Instead, think about the journey on which you could take your audience through a special version of your e-mail newsletter. The body copy could simply be the first few paragraphs of the blog post, for instance, with a link to the full offering at the end. From the blog post, they might have a call-to-action to click through to a demo video or register for a webinar. Whatever you do, don’t just look at e-mail as something where you try to shove a message in your customers’ faces.
Another approach could involve linking to helpful background information, such as third-party market research reports that validate your thinking in launching a product in this category, or recent media coverage that references the pain points the product is addressing.
As with e-mail, the content you create for social media channels like Twitter and LinkedIn need to do more than simply tell people you’ve launched a product. Get immediately into the “why” subjects, such as why the industry is facing a particular challenge the product can help solve, or why your company is entering into a category that customers may not have expected.
Every social post should have a call to action of some kind, with the simplest being to check out other assets developed for the launch. A tweet can end with a link to the blog post, for instance, or a LinkedIn post can suggest they download an eBook. Also, think about how you might get influential people in your industry discussing your product launch by using the real-time nature of social platforms to have a Twitter chat, or maybe shooting a roundtable-style video that gets posted to LinkedIn.
There’s no hard-and-fast rule, but generally speaking the more you get into long-form content, the less the content should be about the product launch itself than the business problem it addresses. This is particularly true of an eBook. Nobody’s going to want to download something that feels like a glorified product brochure (which are assets your sales team should already have up their sleeves, by the way).
Instead, think about the bigger picture. If your product helps customers in a sector like financial services save time, for instance, your eBook might want to look at the changing role of the typical customer in that sector and dig deeper into why they are facing tighter deadlines than ever before. You can still talk about the new product in the eBook, but it will feel like a more natural point to make when it’s part of a bigger discussion.
Some customers would much prefer to watch something than to read something. If you’re launching a product that you can actually show in action, you’re one of the lucky ones.
For other firms, animation might be a way of creating a sort of “living infographic” that walks people through the basics of why the product is necessary and how it works. If that sounds too expensive, turn the camera on some of your internal subject matter experts so they can talk about what they’ve personally seen and heard in terms of the challenges the new product could help customers overcome.
Make sure these assets don’t necessarily sit in isolation but reference and link back to each other, giving customers the maximum choice of what to consume. Also think of how you might create iterations or versions of the content that talks about a specific vertical market or customer role. The more you can personalize, the better.
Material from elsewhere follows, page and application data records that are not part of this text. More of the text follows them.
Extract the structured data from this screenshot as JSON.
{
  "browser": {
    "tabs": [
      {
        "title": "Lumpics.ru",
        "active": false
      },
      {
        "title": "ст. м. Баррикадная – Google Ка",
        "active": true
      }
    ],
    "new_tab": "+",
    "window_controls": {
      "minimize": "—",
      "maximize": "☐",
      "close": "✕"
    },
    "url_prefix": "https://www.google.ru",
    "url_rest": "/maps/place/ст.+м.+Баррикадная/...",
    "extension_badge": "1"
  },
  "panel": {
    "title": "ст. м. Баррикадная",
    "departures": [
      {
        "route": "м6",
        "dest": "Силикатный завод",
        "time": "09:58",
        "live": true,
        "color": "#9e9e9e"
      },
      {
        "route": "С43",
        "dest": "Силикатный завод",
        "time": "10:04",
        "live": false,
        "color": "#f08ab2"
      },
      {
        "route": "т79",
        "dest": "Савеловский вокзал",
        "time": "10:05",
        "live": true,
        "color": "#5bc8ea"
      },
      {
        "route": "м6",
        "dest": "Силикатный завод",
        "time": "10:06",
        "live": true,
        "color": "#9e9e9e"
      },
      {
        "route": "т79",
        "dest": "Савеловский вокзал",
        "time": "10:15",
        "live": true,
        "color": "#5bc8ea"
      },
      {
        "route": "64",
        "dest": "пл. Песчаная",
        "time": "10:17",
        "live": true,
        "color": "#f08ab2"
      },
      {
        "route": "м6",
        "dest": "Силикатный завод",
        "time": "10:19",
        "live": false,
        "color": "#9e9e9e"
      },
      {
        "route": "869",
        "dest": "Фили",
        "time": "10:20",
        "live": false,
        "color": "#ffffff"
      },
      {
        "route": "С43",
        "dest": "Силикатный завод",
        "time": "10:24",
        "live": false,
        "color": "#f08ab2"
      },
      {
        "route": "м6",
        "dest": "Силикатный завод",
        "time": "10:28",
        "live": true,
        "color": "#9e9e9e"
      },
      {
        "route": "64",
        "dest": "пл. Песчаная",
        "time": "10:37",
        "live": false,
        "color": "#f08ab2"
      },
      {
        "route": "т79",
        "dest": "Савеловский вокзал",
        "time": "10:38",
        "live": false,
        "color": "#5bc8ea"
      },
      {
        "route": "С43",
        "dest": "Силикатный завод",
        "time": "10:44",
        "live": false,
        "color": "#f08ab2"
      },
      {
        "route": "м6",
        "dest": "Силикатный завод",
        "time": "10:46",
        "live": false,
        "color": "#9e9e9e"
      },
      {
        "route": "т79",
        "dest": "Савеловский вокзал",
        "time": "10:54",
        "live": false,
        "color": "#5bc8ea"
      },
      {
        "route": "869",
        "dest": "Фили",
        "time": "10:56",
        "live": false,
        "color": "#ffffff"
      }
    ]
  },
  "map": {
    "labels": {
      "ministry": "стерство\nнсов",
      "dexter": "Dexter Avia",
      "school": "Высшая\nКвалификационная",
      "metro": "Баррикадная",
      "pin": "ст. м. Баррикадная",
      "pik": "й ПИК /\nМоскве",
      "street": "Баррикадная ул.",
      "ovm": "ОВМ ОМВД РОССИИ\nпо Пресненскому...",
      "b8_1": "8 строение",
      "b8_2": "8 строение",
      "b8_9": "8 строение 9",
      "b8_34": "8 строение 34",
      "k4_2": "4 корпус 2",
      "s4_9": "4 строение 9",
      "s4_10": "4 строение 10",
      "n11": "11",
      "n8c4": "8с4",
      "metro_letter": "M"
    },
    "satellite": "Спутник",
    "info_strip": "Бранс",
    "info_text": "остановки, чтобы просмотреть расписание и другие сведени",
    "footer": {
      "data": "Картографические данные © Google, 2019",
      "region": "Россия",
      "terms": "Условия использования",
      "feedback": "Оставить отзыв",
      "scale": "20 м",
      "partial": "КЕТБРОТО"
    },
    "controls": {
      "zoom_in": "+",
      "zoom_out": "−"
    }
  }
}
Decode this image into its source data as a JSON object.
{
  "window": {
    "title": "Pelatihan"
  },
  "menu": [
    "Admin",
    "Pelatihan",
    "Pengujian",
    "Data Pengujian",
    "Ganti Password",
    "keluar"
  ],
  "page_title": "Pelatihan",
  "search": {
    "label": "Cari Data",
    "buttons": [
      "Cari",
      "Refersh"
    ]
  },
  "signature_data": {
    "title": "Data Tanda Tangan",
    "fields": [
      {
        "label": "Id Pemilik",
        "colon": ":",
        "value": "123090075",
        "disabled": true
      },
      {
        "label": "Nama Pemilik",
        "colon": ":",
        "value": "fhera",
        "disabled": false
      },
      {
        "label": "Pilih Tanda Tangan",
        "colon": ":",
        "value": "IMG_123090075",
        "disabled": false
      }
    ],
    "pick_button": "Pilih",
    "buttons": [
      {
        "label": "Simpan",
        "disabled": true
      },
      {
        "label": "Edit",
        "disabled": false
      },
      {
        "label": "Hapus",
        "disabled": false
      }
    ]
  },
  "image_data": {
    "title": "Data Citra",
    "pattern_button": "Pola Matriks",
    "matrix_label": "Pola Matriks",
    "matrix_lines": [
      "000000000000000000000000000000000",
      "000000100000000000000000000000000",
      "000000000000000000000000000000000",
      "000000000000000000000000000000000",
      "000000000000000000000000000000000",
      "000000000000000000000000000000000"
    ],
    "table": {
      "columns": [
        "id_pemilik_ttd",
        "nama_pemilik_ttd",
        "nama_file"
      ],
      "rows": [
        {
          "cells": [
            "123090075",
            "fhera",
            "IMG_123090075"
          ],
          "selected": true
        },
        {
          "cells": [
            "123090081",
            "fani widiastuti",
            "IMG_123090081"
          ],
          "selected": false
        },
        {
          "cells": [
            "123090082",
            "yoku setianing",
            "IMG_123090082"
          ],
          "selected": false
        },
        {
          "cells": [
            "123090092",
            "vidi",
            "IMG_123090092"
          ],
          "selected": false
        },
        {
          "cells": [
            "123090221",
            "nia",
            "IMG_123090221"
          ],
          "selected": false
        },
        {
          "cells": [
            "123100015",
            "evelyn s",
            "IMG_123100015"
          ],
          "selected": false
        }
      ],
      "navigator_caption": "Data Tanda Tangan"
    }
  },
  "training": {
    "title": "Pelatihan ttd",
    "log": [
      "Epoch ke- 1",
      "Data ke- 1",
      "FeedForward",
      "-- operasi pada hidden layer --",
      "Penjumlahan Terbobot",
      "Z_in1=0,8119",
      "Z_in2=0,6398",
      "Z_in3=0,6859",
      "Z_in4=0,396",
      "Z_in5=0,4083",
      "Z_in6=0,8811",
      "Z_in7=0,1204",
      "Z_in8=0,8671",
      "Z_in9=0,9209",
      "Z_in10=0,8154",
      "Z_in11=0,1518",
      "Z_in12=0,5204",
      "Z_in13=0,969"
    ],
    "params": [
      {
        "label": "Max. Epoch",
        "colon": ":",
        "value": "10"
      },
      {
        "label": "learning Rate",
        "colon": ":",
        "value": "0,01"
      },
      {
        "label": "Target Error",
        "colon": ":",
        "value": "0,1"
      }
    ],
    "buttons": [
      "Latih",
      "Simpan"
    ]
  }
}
Post-launch, think about things like webinars and live events that will not only allow you to capture sales leads, but to get real-time feedback on the messages customers have been hearing so far, and to delve into more complex questions with greater depth.
And of course, track everything in Marketing Cloud, because the data you capture from this product launch will only make your next one even stronger.